- **What the exercise asks**:
The answer must be a single number: the count of lines in the records below that contain the word "screenshot".

Component data from apps and pages:
________

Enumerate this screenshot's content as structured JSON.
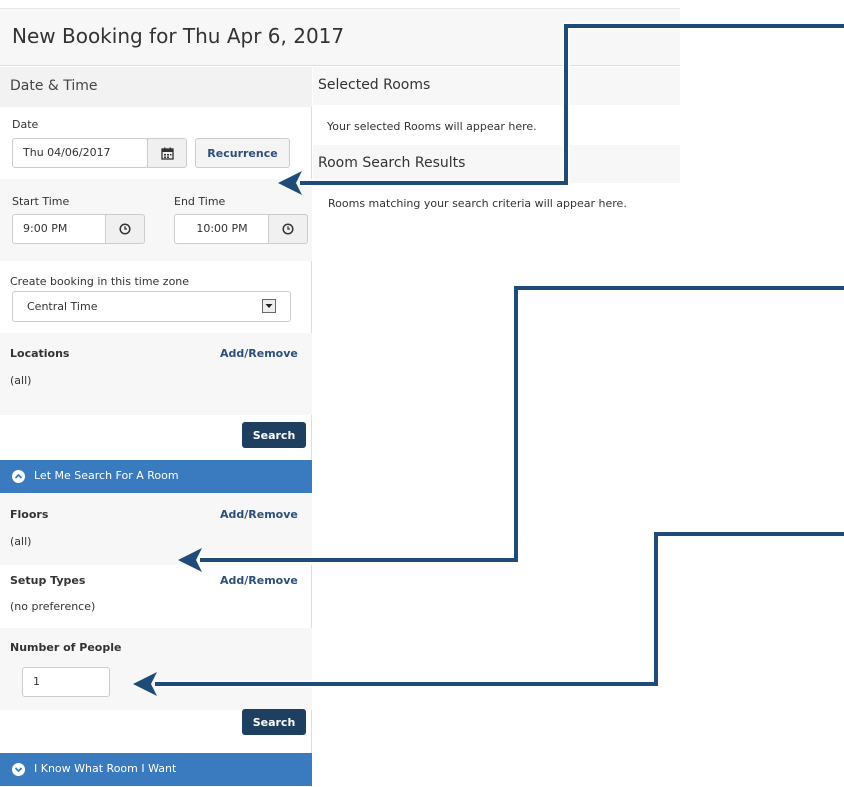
{
  "header": {
    "title": "New Booking for Thu Apr 6, 2017"
  },
  "left": {
    "panel_title": "Date & Time",
    "date": {
      "label": "Date",
      "value": "Thu 04/06/2017",
      "recurrence_label": "Recurrence"
    },
    "start_time": {
      "label": "Start Time",
      "value": "9:00 PM"
    },
    "end_time": {
      "label": "End Time",
      "value": "10:00 PM"
    },
    "timezone": {
      "label": "Create booking in this time zone",
      "value": "Central Time"
    },
    "locations": {
      "label": "Locations",
      "link": "Add/Remove",
      "value": "(all)"
    },
    "search_label": "Search",
    "let_me_search": "Let Me Search For A Room",
    "floors": {
      "label": "Floors",
      "link": "Add/Remove",
      "value": "(all)"
    },
    "setup_types": {
      "label": "Setup Types",
      "link": "Add/Remove",
      "value": "(no preference)"
    },
    "people": {
      "label": "Number of People",
      "value": "1"
    },
    "search_label_2": "Search",
    "know_room": "I Know What Room I Want"
  },
  "right": {
    "selected_title": "Selected Rooms",
    "selected_text": "Your selected Rooms will appear here.",
    "results_title": "Room Search Results",
    "results_text": "Rooms matching your search criteria will appear here."
  },
  "colors": {
    "accent_blue": "#3a7abf",
    "button_dark": "#1f3f61",
    "arrow": "#1f4b78",
    "link": "#2d4f7a"
  },
  "icons": [
    "calendar-icon",
    "clock-icon",
    "dropdown-arrow-icon",
    "chevron-up-circle-icon",
    "chevron-down-circle-icon"
  ]
}
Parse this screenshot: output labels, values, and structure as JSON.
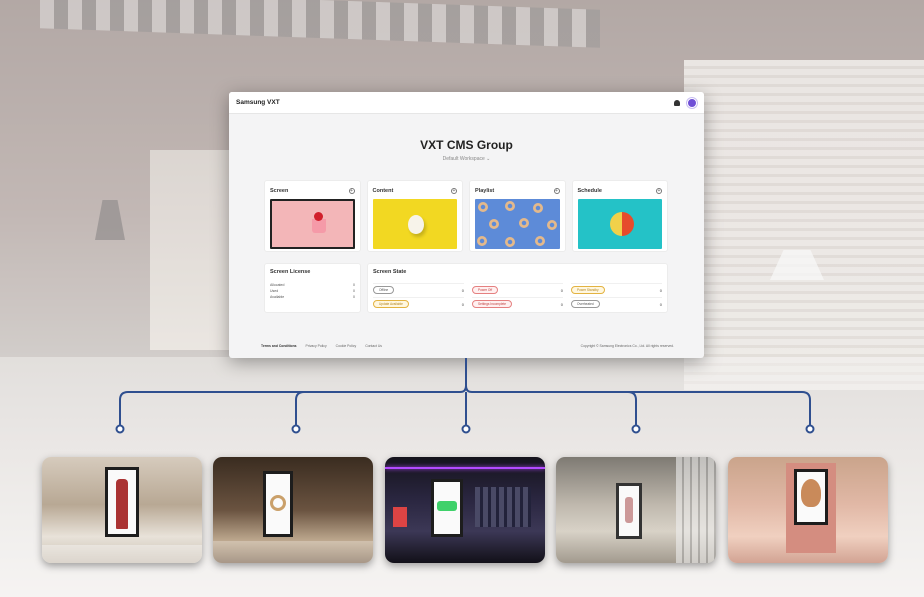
{
  "cms": {
    "brand": "Samsung VXT",
    "title": "VXT CMS Group",
    "workspace": "Default Workspace",
    "cards": [
      {
        "label": "Screen"
      },
      {
        "label": "Content"
      },
      {
        "label": "Playlist"
      },
      {
        "label": "Schedule"
      }
    ],
    "license": {
      "title": "Screen License",
      "rows": [
        {
          "label": "Allocated",
          "value": "0"
        },
        {
          "label": "Used",
          "value": "0"
        },
        {
          "label": "Available",
          "value": "0"
        }
      ]
    },
    "state": {
      "title": "Screen State",
      "items": [
        {
          "label": "Offline",
          "value": "0"
        },
        {
          "label": "Power Off",
          "value": "0"
        },
        {
          "label": "Power Standby",
          "value": "0"
        },
        {
          "label": "Update Available",
          "value": "0"
        },
        {
          "label": "Settings Incomplete",
          "value": "0"
        },
        {
          "label": "Overheated",
          "value": "0"
        }
      ]
    },
    "footer": {
      "links": [
        "Terms and Conditions",
        "Privacy Policy",
        "Cookie Policy",
        "Contact Us"
      ],
      "copyright": "Copyright © Samsung Electronics Co., Ltd. All rights reserved."
    }
  },
  "colors": {
    "connector": "#2f4f8f",
    "avatar": "#6f4fd6"
  },
  "photos": [
    {
      "icon": "retail-store-display-photo"
    },
    {
      "icon": "jewelry-store-display-photo"
    },
    {
      "icon": "sportswear-store-display-photo"
    },
    {
      "icon": "hotel-lobby-display-photo"
    },
    {
      "icon": "kids-mall-display-photo"
    }
  ]
}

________

- **Written response**:
2